To make this defendant or any other broker the guardian of a customer such as the plaintiff would destroy an important part of the marketplace. In every case a trader could recover damages from his broker merely by proving non-transmission of some fact which, he could testify with the wisdom of hindsight, would have affected his judgment had he learned of it.

Under these circumstances any continuing duty to furnish all price information and information of all facts likely to affect the market price would be so burdensome as to be unreasonable, and neither logic, reason nor common sense would impose such a continuing duty.

Under certain circumstances, a duty to communicate information may exist from the time of signing of the margin agreement, as in the case of an actual investment advisor as opposed to a mere broker. Giving investment opinion and advice in return for compensation is a major economic activity, specialized enough to have given rise to specific Federal statutory regulations, i. e., Investment Advisors Act of 1940, 15 U.S. C.A. § 80b-1.

Generally, however, investment advisors are responsible only for making recommendations based upon their own business judgment and are not responsible for learning, let alone transmitting, all information which could influence market prices.

An agreement to undertake investment advisory responsibilities must be pleaded and proven with the same degree of certainty as any other claim arising out of an express contract, and failing such proof there is no liability. Clements v. R. J. Arrowsmith, Inc., 10 N.J.Misc. 1009, 161 A. 837 (N.J.Ch., 1932); Strassberg v. Lamborn, Hutchings & Co., 307 Ill.App. 546, 30 N.E.2d 795 (1940); Stern v. Forchheimer, 37 Misc.2d 648, 235 N.Y.S.2d 877 (N.Y. County, 1963), aff'd 42 Misc.2d 98, 247 N.Y.S.2d 518 (App. Dep't 1964).

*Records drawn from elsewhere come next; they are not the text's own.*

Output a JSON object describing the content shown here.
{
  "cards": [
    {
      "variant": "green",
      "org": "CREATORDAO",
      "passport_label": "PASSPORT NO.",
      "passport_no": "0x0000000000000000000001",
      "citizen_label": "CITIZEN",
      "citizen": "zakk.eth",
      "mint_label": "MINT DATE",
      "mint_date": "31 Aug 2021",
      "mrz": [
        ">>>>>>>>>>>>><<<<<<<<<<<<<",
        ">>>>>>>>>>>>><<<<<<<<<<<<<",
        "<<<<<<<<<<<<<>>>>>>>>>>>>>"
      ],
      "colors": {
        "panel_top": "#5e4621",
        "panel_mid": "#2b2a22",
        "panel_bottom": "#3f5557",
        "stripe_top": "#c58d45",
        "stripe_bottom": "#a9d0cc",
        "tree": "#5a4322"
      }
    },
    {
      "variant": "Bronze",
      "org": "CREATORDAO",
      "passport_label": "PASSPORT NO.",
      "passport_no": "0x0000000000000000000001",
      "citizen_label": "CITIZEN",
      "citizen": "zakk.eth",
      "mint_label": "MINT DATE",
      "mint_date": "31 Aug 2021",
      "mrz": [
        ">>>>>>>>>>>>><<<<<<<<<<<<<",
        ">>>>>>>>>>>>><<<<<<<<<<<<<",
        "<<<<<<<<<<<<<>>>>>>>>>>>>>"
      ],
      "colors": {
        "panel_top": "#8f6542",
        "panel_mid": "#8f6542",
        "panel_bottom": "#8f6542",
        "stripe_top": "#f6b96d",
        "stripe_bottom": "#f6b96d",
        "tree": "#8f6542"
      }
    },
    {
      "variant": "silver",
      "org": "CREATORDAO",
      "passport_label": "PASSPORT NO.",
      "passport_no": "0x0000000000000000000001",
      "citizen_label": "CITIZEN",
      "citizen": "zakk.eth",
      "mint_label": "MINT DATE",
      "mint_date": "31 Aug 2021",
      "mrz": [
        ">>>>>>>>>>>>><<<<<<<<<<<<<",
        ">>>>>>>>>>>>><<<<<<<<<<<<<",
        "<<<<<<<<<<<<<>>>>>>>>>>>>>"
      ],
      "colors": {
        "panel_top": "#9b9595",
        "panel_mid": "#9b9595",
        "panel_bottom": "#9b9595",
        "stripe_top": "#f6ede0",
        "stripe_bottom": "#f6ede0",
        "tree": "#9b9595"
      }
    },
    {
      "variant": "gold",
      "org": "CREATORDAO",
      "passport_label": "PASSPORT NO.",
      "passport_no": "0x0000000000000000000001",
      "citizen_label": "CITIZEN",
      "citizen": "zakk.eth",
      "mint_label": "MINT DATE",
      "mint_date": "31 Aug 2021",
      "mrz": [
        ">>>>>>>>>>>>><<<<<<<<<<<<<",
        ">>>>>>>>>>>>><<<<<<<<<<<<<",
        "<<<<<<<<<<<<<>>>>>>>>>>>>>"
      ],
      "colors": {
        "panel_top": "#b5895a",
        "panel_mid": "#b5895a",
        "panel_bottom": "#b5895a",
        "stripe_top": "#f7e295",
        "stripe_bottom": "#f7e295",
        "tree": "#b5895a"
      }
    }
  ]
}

In Minez v. Merrill, 237 App.Div. 760, 264 N.Y.S. 266 (1933), even an allegation that plaintiff

 
... and defendant stockbrokers entered into a contract for expert and special advice concerning the management of a stock account plaintiff had with defendants, and that ... by reason of defendants' breach thereof plaintiff has been damaged to the extent of $1,000,000

was dismissed as defectively vague.

The defendant here was a broker with respect to plaintiff, and any investment advice was incidental to brokerage services. Defendant denies that any investment advice was given with respect to commodity trading and in fact contends the opposite because of the speculative nature of the business. The defendant here was not an investment advisor and had no fiduciary relationship to the plaintiff which required relaying of any market information. Where the broker-dealer is also an investment advisor he does occupy a fiduciary relationship. In re Arleen W. Hughes, 27 S.E.C. 629 (Feb. 18, 1948), aff'd Hughes v. S. E. C., 174 F.2d 969 (D.C. Cir. 1949), the Commission stated at p. 639:

 
... We emphasize that it is not intended that the disclosure requirements, which we have found applicable to registrant, be imposed upon broker-dealers who render investment advice merely as an incident to their broker-dealer activities unless they have by a course of conduct placed themselves in a position of trust and confidence as to their customers.

Even in broker-dealer cases, where dealer activities impose greater duties than would otherwise rest on a mere broker, courts have held that absent an express investment advisory contract there is no fiduciary duty unless the customer is infirm or ignorant of business affairs. The instant defendant, of course, was only a broker and not a broker-dealer, in its transactions with the *114 plaintiff; that is, it was not selling future contracts owned by itself, only executing the plaintiff's orders on an open market.

The Court concludes therefore that defendant had no duty to disclose the market information, that in any event it did so in a reasonable and timely manner, and that therefore it is not liable to plaintiff.

Accordingly, judgment will be rendered for the defendant on plaintiff's claim and against plaintiff on defendant's counterclaim. All costs are to be taxed against plaintiff.